I like the WP-ShortStat plugin because it is compact, unobtrusive and gives a lot of stats which warm the cockles of a geek’s heart However, a couple of days ago, I noticed that the plugin was giving me only a couple of search keywords instead of the longer list I had been used to getting before that and none of the terms which had appeared for a couple of weeks before, were now appearing. I thought maybe there was some automatic purging code in place which removed older entries and thought no more about it. At least for the time being.
Today, I felt like doing a little bit of digging since the ShortStat display was getting cluttered by lots of spam referrers and so on. So I took a look at the plugin code. It turns out that the plugin simply pulls the last 100 records matching certain criteria to give a list of search terms. So I ran the query on my data to see what I got. I noticed that of the 100 records returned, very few actually were search queries
So I took a look at the SQL and the ShortStat plugin code to see if there was a way to improve upon the code. It turned out that I could add an extra condition to the SQL query to return results which were more likely to be search queries. I did that and I suddenly had a full list of search terms in my WP control panel again!

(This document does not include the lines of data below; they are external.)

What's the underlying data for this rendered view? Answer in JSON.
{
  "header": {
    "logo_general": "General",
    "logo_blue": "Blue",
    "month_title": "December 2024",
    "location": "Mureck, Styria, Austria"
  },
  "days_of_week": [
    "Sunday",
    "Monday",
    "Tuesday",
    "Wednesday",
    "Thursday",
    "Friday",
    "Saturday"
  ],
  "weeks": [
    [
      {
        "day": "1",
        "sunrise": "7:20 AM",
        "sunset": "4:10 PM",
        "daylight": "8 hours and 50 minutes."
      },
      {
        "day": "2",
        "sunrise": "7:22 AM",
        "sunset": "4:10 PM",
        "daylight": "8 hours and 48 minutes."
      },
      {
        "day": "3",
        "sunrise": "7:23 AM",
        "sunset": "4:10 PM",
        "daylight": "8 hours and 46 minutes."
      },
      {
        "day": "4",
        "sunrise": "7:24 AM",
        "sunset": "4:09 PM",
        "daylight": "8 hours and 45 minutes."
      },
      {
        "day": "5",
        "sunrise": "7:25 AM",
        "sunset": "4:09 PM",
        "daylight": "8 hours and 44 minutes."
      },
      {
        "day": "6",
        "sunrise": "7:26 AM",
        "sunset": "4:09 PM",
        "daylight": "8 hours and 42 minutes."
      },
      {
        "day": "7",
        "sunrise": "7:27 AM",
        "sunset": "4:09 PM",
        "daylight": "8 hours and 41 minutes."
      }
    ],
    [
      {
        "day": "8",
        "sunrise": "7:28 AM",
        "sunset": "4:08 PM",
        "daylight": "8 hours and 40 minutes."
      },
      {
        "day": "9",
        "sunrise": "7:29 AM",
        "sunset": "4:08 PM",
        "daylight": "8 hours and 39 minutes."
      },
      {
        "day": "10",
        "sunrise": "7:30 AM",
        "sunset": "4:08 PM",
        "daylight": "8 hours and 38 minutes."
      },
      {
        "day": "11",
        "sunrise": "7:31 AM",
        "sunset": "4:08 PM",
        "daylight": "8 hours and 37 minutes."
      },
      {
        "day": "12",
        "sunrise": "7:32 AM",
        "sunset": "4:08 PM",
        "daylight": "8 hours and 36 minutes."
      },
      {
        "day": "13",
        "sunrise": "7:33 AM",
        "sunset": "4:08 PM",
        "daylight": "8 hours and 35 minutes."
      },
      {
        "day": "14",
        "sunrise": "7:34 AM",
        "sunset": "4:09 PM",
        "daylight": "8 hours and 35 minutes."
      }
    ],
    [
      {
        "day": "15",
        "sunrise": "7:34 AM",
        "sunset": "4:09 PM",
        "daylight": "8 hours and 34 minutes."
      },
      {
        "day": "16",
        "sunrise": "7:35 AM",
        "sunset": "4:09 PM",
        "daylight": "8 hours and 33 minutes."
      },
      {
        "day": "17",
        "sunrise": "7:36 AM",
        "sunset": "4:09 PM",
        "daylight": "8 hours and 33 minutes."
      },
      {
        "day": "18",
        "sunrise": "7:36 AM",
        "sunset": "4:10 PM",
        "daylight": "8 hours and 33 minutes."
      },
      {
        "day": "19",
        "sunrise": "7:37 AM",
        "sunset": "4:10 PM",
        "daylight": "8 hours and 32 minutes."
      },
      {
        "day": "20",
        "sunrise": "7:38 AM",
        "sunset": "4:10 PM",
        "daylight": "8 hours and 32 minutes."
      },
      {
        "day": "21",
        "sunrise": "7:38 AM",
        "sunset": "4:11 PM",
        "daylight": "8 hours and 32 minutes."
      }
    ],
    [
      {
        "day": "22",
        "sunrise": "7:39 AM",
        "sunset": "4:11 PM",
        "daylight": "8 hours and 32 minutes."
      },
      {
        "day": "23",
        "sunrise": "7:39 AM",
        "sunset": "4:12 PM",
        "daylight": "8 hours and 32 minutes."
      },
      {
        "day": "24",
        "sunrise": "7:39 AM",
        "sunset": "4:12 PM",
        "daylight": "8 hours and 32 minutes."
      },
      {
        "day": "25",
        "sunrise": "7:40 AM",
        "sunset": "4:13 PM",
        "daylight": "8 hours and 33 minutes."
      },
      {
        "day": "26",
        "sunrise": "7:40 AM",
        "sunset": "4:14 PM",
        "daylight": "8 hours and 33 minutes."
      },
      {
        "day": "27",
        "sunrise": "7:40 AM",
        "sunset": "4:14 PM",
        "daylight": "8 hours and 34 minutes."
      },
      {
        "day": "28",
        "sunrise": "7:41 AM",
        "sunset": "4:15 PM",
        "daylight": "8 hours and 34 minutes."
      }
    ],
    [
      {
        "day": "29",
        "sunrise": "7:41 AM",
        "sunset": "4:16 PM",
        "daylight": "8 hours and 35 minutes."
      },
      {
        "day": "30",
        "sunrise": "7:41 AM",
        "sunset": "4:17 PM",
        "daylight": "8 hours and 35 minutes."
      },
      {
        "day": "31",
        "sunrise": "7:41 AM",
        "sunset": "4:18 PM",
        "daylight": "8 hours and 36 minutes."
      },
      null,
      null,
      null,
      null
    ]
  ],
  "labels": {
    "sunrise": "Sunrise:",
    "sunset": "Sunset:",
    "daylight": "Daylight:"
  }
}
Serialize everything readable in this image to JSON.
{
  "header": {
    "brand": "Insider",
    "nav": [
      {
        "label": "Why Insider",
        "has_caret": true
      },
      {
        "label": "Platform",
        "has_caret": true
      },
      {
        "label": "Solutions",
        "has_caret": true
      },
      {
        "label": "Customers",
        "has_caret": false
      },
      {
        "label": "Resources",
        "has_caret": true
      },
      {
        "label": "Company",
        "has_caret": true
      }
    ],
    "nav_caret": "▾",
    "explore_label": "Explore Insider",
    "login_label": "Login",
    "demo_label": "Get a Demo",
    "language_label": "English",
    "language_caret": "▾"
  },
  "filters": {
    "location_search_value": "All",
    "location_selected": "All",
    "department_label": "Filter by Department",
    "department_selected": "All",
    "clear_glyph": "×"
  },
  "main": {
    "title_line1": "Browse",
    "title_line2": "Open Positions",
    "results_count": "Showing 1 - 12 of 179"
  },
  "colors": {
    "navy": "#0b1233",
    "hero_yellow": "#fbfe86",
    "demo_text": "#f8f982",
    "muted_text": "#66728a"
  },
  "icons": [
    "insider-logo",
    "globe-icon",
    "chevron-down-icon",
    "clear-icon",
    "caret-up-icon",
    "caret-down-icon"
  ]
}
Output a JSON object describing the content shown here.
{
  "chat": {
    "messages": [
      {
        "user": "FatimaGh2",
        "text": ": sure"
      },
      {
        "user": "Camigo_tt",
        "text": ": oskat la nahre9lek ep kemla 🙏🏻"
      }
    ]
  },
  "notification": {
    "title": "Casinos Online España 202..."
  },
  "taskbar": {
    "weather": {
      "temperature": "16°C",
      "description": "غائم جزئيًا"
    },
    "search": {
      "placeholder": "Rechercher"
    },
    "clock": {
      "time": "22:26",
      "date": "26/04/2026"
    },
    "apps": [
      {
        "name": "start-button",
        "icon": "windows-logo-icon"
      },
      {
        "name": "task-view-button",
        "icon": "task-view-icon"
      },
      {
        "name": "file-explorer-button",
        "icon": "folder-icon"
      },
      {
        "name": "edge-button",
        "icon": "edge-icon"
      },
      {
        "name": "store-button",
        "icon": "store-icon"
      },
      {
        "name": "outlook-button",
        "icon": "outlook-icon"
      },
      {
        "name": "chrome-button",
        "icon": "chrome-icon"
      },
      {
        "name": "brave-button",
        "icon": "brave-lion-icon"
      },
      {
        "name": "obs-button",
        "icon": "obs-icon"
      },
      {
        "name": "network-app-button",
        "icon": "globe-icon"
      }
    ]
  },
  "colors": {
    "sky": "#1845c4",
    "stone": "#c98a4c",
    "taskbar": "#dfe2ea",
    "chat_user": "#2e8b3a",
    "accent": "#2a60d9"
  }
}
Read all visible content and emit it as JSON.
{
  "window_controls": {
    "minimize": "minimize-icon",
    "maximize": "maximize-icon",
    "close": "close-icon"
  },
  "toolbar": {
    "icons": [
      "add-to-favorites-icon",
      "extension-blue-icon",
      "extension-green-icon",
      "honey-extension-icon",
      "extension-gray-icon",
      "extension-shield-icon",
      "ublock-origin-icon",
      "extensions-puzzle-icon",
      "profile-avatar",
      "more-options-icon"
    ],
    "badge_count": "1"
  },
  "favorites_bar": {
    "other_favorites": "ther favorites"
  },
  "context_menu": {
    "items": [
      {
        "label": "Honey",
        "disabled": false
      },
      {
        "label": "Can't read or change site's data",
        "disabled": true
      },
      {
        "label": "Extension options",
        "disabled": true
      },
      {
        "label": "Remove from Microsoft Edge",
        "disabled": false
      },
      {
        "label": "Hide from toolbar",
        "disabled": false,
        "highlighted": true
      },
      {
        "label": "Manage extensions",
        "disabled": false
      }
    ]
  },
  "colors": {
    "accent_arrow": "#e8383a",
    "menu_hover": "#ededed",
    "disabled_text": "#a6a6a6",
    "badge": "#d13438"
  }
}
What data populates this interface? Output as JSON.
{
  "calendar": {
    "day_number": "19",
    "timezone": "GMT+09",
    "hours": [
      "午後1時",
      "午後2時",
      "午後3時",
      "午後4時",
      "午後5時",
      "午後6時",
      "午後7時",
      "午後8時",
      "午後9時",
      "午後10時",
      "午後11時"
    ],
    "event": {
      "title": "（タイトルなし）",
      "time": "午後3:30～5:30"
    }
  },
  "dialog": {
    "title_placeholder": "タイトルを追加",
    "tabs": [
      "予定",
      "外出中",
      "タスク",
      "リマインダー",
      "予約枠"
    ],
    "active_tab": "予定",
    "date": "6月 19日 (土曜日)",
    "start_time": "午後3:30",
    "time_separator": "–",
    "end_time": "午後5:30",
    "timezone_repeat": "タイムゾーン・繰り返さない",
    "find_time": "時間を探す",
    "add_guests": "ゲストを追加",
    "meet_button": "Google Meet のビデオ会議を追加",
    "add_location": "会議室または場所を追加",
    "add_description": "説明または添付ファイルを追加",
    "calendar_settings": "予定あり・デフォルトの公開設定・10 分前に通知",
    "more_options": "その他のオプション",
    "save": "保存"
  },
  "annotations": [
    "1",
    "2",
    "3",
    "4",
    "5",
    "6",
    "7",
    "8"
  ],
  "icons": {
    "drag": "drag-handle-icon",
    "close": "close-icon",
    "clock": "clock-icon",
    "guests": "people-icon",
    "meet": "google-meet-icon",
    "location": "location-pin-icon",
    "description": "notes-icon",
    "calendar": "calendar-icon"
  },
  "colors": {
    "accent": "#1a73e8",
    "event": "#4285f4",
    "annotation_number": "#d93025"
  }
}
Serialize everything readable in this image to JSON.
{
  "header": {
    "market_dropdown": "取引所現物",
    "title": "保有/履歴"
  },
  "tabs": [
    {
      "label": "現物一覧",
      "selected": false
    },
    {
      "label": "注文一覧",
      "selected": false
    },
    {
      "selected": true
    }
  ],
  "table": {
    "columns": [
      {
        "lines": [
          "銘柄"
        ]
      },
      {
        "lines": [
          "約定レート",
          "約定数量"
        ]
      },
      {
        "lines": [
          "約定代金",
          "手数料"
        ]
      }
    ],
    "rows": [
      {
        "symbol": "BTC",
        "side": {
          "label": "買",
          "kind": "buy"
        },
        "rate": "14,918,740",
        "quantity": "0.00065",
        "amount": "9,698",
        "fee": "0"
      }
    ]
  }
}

I’m sure that the WP-ShortStat developer did a lot of testing of the plugin before you released it. However, as I mentioned initially, sometimes it’s the data which determines what sort of output you get. And no, this is not really a bug in the plugin but it did explain some unexpected behaviour and in case somebody else is in the same position I was in, hopefully this clarifies what is going on
Posted by Fahim at
June 4, 2008
Some time back, I wrote about my search for a good time tracking application and how I couldn’t find anything which really met my needs. As I mentioned in that post, I coded my own app, named Loafer, since I wanted specific features from a time tracking application. At that point in time, I wasn’t sure if I was going to release Loafer as freeware or not.
However, I realized that I liked releasing applications that I found useful, as freeware. It seems wrong to charge money for an application just because I can code it and somebody else can’t. Besides, if I were to charge money for the app, I would have to handle all the support issues that come along with a paid app 😀
Anyway, even after I had decided to release Loafer as freeware, I never got around to doing it since the app wasn’t totally complete. It was able to track time without any trouble but I wanted reports, I wanted billing management and I even wanted some way to do invoicing. At last, I’ve got most of that in place (minus the invoicing) and so I’m ready to release the first version of Loafer to the public. Go get it from my downloads page …
It does what I want from a time tracking app but you might want a lot more. If you do, do drop me a line and I’ll see what I can do about adding the extra functionality in